Our goal is to develop new materials for fuel cell technology. Our main research efforts are in developing new electrocatalysts for both fuel cell anodes and cathodes as well as conducting support materials for these electrocatalysts. Our catalysts are made from a class of materials known as "ordered intermetallics" in which two or more transition metals are bound in an ordered lattice rather than in an alloy or solid solution which has a random arrangement of atoms. Additionally we are developing combinatorial testing methods that enable the electrochemical testing of hundreds of potential catalysts with high throughput. The catalyst supports we're are developing are based on TiO2 and Nb2O5 doped with other transition metals. Current catalyst supports are based on carbon-black which tends to oxidize at the potentials used in a fuel cell resulting in poisoning of the Pt catalysts by carbon monoxide. Our supports are carbon free and lead to no poisoning at all!

Our Challenges

Our intermetallic catalysts are designed to contain only metals and nothing else. Usually when synthesizing a materials in open air the surfaces of the product materials are coated with an oxide layer and other impurities that are present in the air, Therefore our catalysts must be prepared in a completely air-free environment, a relatively simple prospect on the laboratory scale, but somewhat difficult if our catalysts prove to be sufficiently active for commercial applications. Additionally Pt is still a major component of our catalysts and remains one of the most expensive materials in the world. Ideally a new catalysts would be Pt free, but we and others have yet to find a viable alternative to the current catalysts in use in industry and the few fuel cells that are available commercially. We are working toward developing new intermetallic compounds with superior activity and ease of use.

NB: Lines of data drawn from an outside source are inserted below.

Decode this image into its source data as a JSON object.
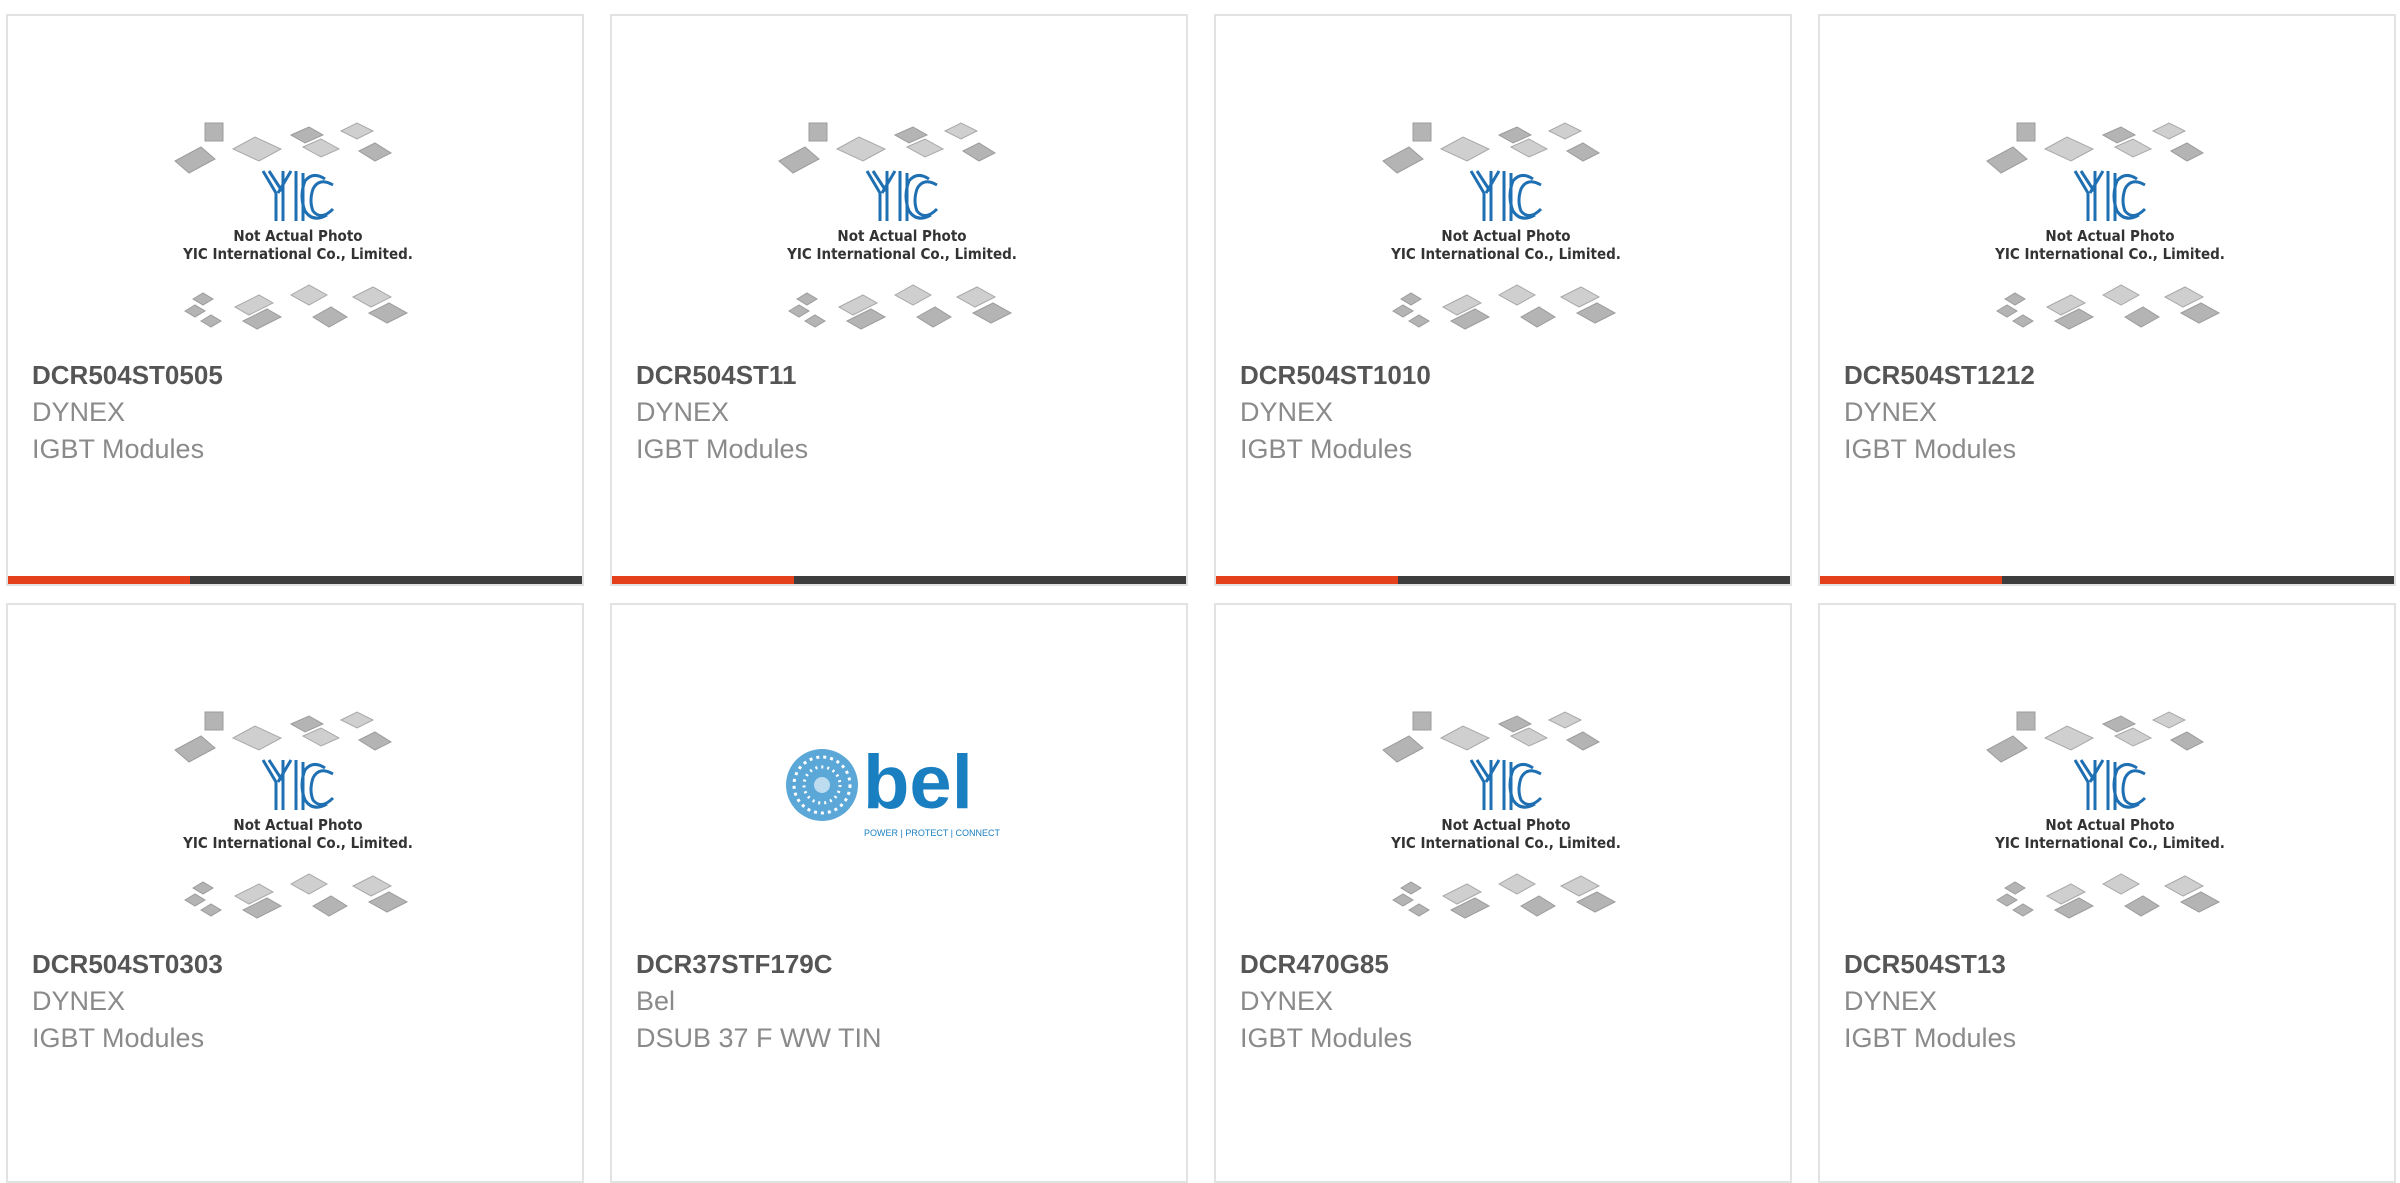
{
  "products": [
    {
      "part_number": "DCR504ST0505",
      "manufacturer": "DYNEX",
      "category": "IGBT Modules",
      "image": "yic-placeholder",
      "note_line1": "Not Actual Photo",
      "note_line2": "YIC International Co., Limited."
    },
    {
      "part_number": "DCR504ST11",
      "manufacturer": "DYNEX",
      "category": "IGBT Modules",
      "image": "yic-placeholder",
      "note_line1": "Not Actual Photo",
      "note_line2": "YIC International Co., Limited."
    },
    {
      "part_number": "DCR504ST1010",
      "manufacturer": "DYNEX",
      "category": "IGBT Modules",
      "image": "yic-placeholder",
      "note_line1": "Not Actual Photo",
      "note_line2": "YIC International Co., Limited."
    },
    {
      "part_number": "DCR504ST1212",
      "manufacturer": "DYNEX",
      "category": "IGBT Modules",
      "image": "yic-placeholder",
      "note_line1": "Not Actual Photo",
      "note_line2": "YIC International Co., Limited."
    },
    {
      "part_number": "DCR504ST0303",
      "manufacturer": "DYNEX",
      "category": "IGBT Modules",
      "image": "yic-placeholder",
      "note_line1": "Not Actual Photo",
      "note_line2": "YIC International Co., Limited."
    },
    {
      "part_number": "DCR37STF179C",
      "manufacturer": "Bel",
      "category": "DSUB 37 F WW TIN",
      "image": "bel-logo",
      "logo_text": "bel",
      "logo_tagline": "POWER | PROTECT | CONNECT"
    },
    {
      "part_number": "DCR470G85",
      "manufacturer": "DYNEX",
      "category": "IGBT Modules",
      "image": "yic-placeholder",
      "note_line1": "Not Actual Photo",
      "note_line2": "YIC International Co., Limited."
    },
    {
      "part_number": "DCR504ST13",
      "manufacturer": "DYNEX",
      "category": "IGBT Modules",
      "image": "yic-placeholder",
      "note_line1": "Not Actual Photo",
      "note_line2": "YIC International Co., Limited."
    }
  ],
  "colors": {
    "accent": "#e4401c",
    "bar": "#3d3d3d",
    "yic_blue": "#1f6fb3",
    "bel_blue": "#1a7fc1"
  }
}
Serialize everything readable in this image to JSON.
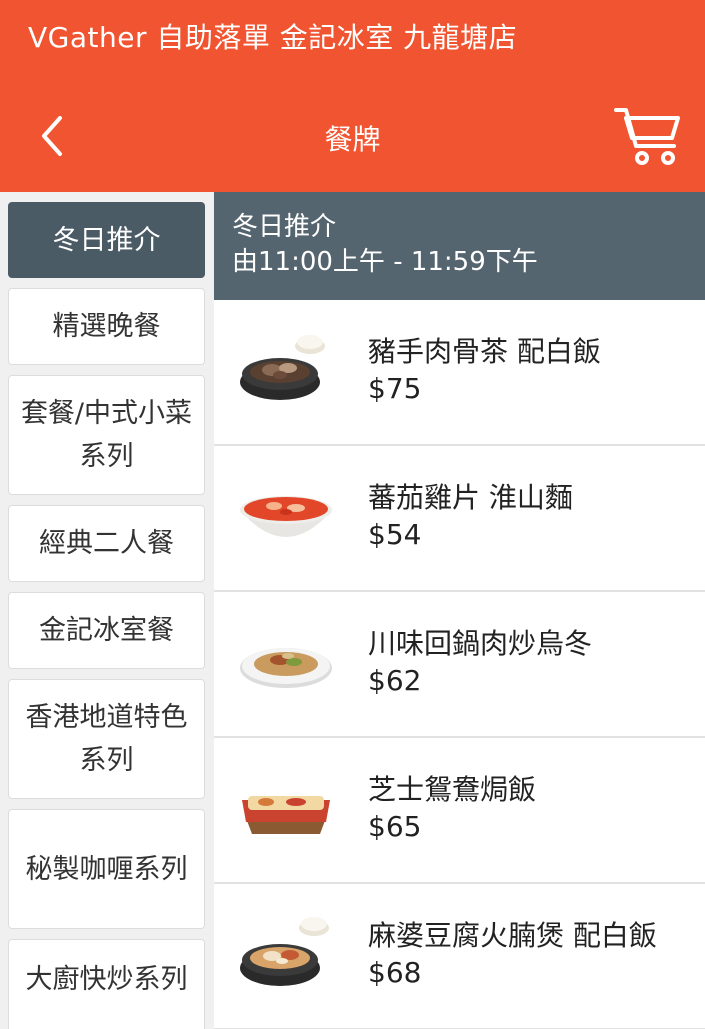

Our supports are based on TiO2 and Nb2O5; two oxides that are insulating. By doping with transition metals like tungsten, molybdenum, and others we are able to induce conductivity and take advantage of the high strength and stability of titania and niobia. We are working on both high temperature synthesis and sol gel synthesis techniques to make these novel supports and are making great progress. However, the conductivity of our supports needs to be improved in order for them to serve as an alternative to carbonaceous supports.


Fuel Cell Powerd Chevy Equinox-
Many people think of fuel cells as
the next power source for


Fuel Cells can also be adapted to
power devices such as cell phones, laptops, and mp3 players.